I think we know from these two games that this is emphatically not the case. Say what you want about the results of the last two seasons, these players continue to bring it. That fact alone is reason for at least some optimism going forward.
I don’t have a crystal ball, or any particular insight that I can share on what may or may not happen to this program heading into the offseason, and next year. Folks have amused themselves with the possibility of a postseason run triggered by this sweep, but let’s be real. In all probability, this season will end as last year’s did: a historically bad overall performance that marks this 2-year stretch as the nadir of Cal basketball since the sport was first played here in 1907.
How the reckoning will come for that is not up to me, but it does seem like a reckoning is in order. What I hope for, at the very least, is that the players continue to take heart in what they do and the school they represent. And that we, as a fanbase, have brighter days ahead -- soon -- to share with each other.
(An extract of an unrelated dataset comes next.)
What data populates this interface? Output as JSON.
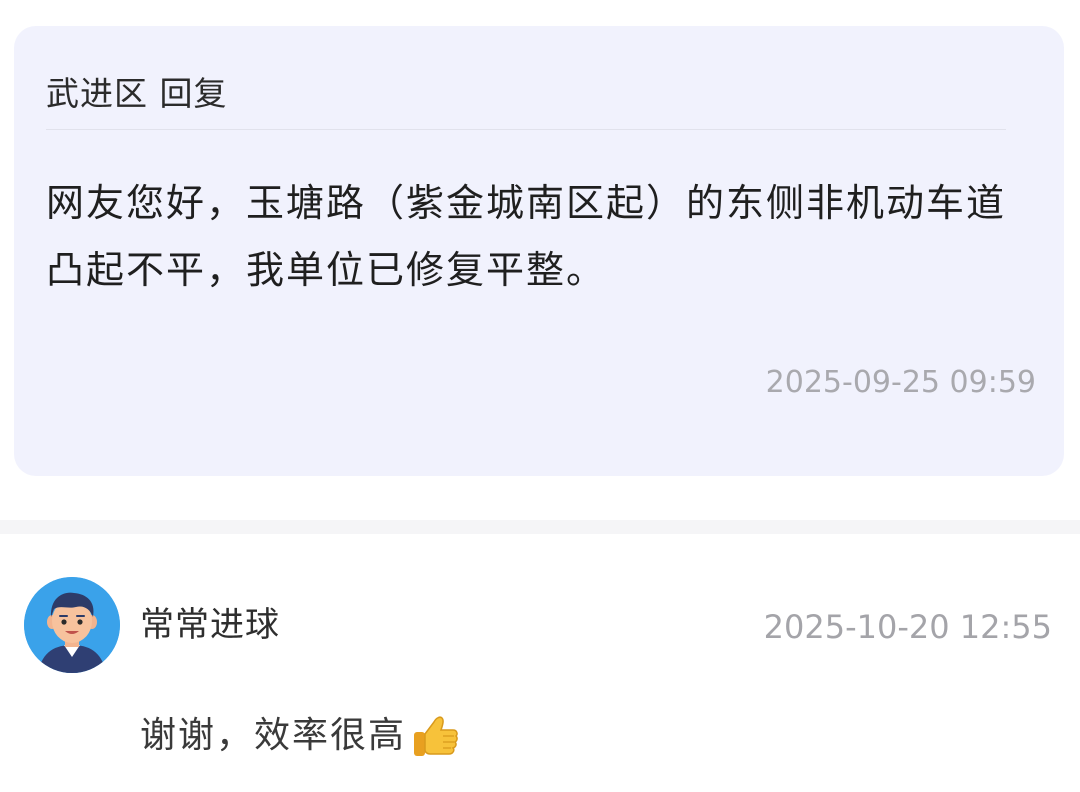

If you’re still here after all this, you care. As I do. As we all do together. About this university, this basketball team. We share a common belief in the possibility of what we could be. I hope those possibilities find us.
This is my last regular season MBB piece of the season, and it has become customary for me to thank you, the community, for making this a place of joy for me. That’s been hard the last few years, but at bottom I still feel the same way. We do this for each other, through the good and the bad, come what may. Please join me and Nick for what will hopefully be a memorable and thrilling postseason run for WBB.
Thank you, Cal fam. Go Bears.